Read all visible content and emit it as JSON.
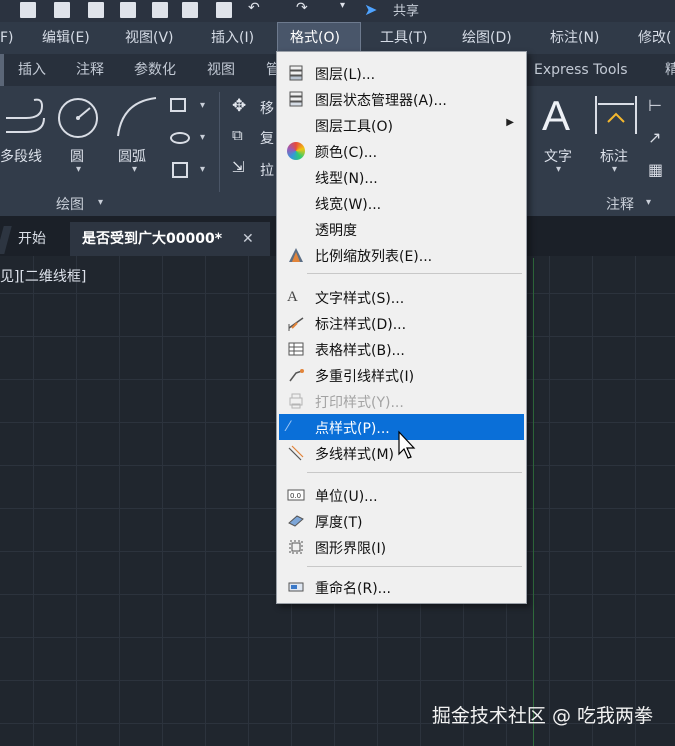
{
  "quick_access": {
    "share_label": "共享",
    "share_icon": "send-icon"
  },
  "menubar": {
    "items": [
      {
        "label": "F)"
      },
      {
        "label": "编辑(E)"
      },
      {
        "label": "视图(V)"
      },
      {
        "label": "插入(I)"
      },
      {
        "label": "格式(O)"
      },
      {
        "label": "工具(T)"
      },
      {
        "label": "绘图(D)"
      },
      {
        "label": "标注(N)"
      },
      {
        "label": "修改("
      }
    ],
    "active_index": 4
  },
  "ribbon_tabs": [
    "插入",
    "注释",
    "参数化",
    "视图",
    "管",
    "Express Tools",
    "精"
  ],
  "ribbon": {
    "draw_tools": [
      "多段线",
      "圆",
      "圆弧"
    ],
    "draw_panel_title": "绘图",
    "modify_partial": [
      "移",
      "复",
      "拉"
    ],
    "annotation_tools": [
      "文字",
      "标注"
    ],
    "annotation_panel_title": "注释"
  },
  "doc_tabs": {
    "start": "开始",
    "active": "是否受到广大00000*",
    "close_icon": "close-icon"
  },
  "viewport_label": "见][二维线框]",
  "watermark": "掘金技术社区 @ 吃我两拳",
  "dropdown": {
    "items": [
      {
        "label": "图层(L)...",
        "icon": "layer-icon"
      },
      {
        "label": "图层状态管理器(A)...",
        "icon": "layer-state-icon"
      },
      {
        "label": "图层工具(O)",
        "icon": "",
        "submenu": true
      },
      {
        "label": "颜色(C)...",
        "icon": "color-wheel-icon"
      },
      {
        "label": "线型(N)...",
        "icon": ""
      },
      {
        "label": "线宽(W)...",
        "icon": ""
      },
      {
        "label": "透明度",
        "icon": ""
      },
      {
        "label": "比例缩放列表(E)...",
        "icon": "scale-list-icon"
      },
      {
        "label": "文字样式(S)...",
        "icon": "text-style-icon"
      },
      {
        "label": "标注样式(D)...",
        "icon": "dim-style-icon"
      },
      {
        "label": "表格样式(B)...",
        "icon": "table-style-icon"
      },
      {
        "label": "多重引线样式(I)",
        "icon": "multileader-style-icon"
      },
      {
        "label": "打印样式(Y)...",
        "icon": "plot-style-icon",
        "disabled": true
      },
      {
        "label": "点样式(P)...",
        "icon": "point-style-icon",
        "highlighted": true
      },
      {
        "label": "多线样式(M)",
        "icon": "multiline-style-icon"
      },
      {
        "label": "单位(U)...",
        "icon": "units-icon"
      },
      {
        "label": "厚度(T)",
        "icon": "thickness-icon"
      },
      {
        "label": "图形界限(I)",
        "icon": "drawing-limits-icon"
      },
      {
        "label": "重命名(R)...",
        "icon": "rename-icon"
      }
    ]
  },
  "colors": {
    "highlight": "#0a6fd8",
    "menu_bg": "#f0f0f0",
    "canvas_bg": "#20262e"
  }
}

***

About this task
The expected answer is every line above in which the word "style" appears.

Result of this task
        "icon": "text-style-icon"
        "icon": "dim-style-icon"
        "icon": "table-style-icon"
        "icon": "multileader-style-icon"
        "icon": "plot-style-icon",
        "icon": "point-style-icon",
        "icon": "multiline-style-icon"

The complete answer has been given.